8 to 10
10.00 to 30.00 feet
5.00 to 20.00 feet
March to May
Full sun to part shade
|Winter hardy to USDA Zones 8-10 where it is best grown in rich, moist, well-drained soils in full sun to part shade. North of Zone 8, it may be grown in containers as a houseplant. Place containers outdoors in summer in part shade locations. Bring containers indoors before fall frost for overwintering in cool areas with bright light.
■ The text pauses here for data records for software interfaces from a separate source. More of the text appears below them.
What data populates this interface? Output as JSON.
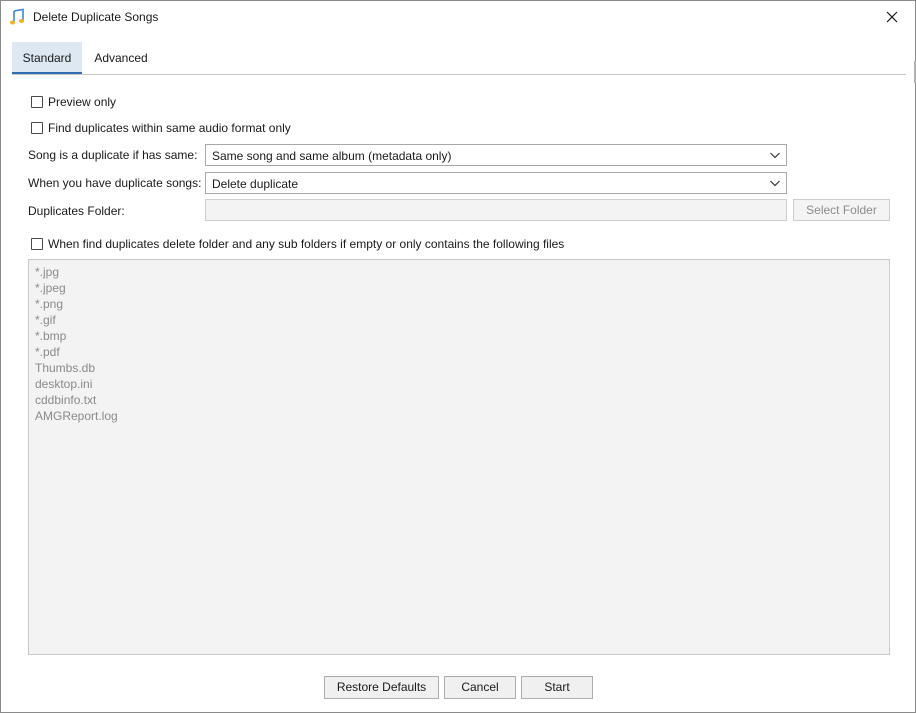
{
  "window": {
    "title": "Delete Duplicate Songs",
    "app_icon": "music-note-icon",
    "close_icon": "close-icon"
  },
  "tabs": [
    {
      "label": "Standard",
      "active": true
    },
    {
      "label": "Advanced",
      "active": false
    }
  ],
  "options": {
    "preview_only": {
      "label": "Preview only",
      "checked": false
    },
    "same_format": {
      "label": "Find duplicates within same audio format only",
      "checked": false
    },
    "delete_empty_folders": {
      "label": "When find duplicates delete folder and any sub folders if empty or only contains the following files",
      "checked": false
    }
  },
  "form": {
    "duplicate_if_label": "Song is a duplicate if has same:",
    "duplicate_if_value": "Same song and same album (metadata only)",
    "action_label": "When you have duplicate songs:",
    "action_value": "Delete duplicate",
    "folder_label": "Duplicates Folder:",
    "folder_value": "",
    "select_folder_label": "Select Folder"
  },
  "file_patterns": [
    "*.jpg",
    "*.jpeg",
    "*.png",
    "*.gif",
    "*.bmp",
    "*.pdf",
    "Thumbs.db",
    "desktop.ini",
    "cddbinfo.txt",
    "AMGReport.log"
  ],
  "buttons": {
    "restore_defaults": "Restore Defaults",
    "cancel": "Cancel",
    "start": "Start"
  },
  "colors": {
    "active_tab_bg": "#dde8f3",
    "active_tab_underline": "#2f6fb2",
    "disabled_text": "#8a8a8a"
  }
}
Size and shape of this plant can easily be controlled by pruning.
Native to the Mediterranean, bay laurel is a pyramidal, aromatic, evergreen tree or large shrub that grows to as much as 60’ tall, but is usually seen much smaller (10-30’ tall). For garden purposes, it is often pruned to 8’ tall or less. Leathery, thick, elliptic to oval, glossy dark green leaves (2-4” long) from this tree are commonly used as a culinary herb. Small yellowish green flowers bloom in spring. Trees are dioecious (separate male and female trees). Flowers on female plants, if pollinated, are followed by single-seeded purple-black berries. In ancient Greece, leaves of this tree were woven into wreaths to crown the victors of various contests.
No serious insect or disease problems. Watch for scale (particularly on indoor plants), mealybugs and spider mites. Some susceptibility to anthracnose and powdery mildew.
Outdoors, it makes an interesting specimen for shady areas of the landscape including patios, herb gardens and woodland gardens. May be grown as a screen. Excellent houseplant.
|Information on this page is generally from Missouri Botanical Gardens,
Dave’s Garden, All things Plants or Texas Superstar
This page last updated or reviewed 210721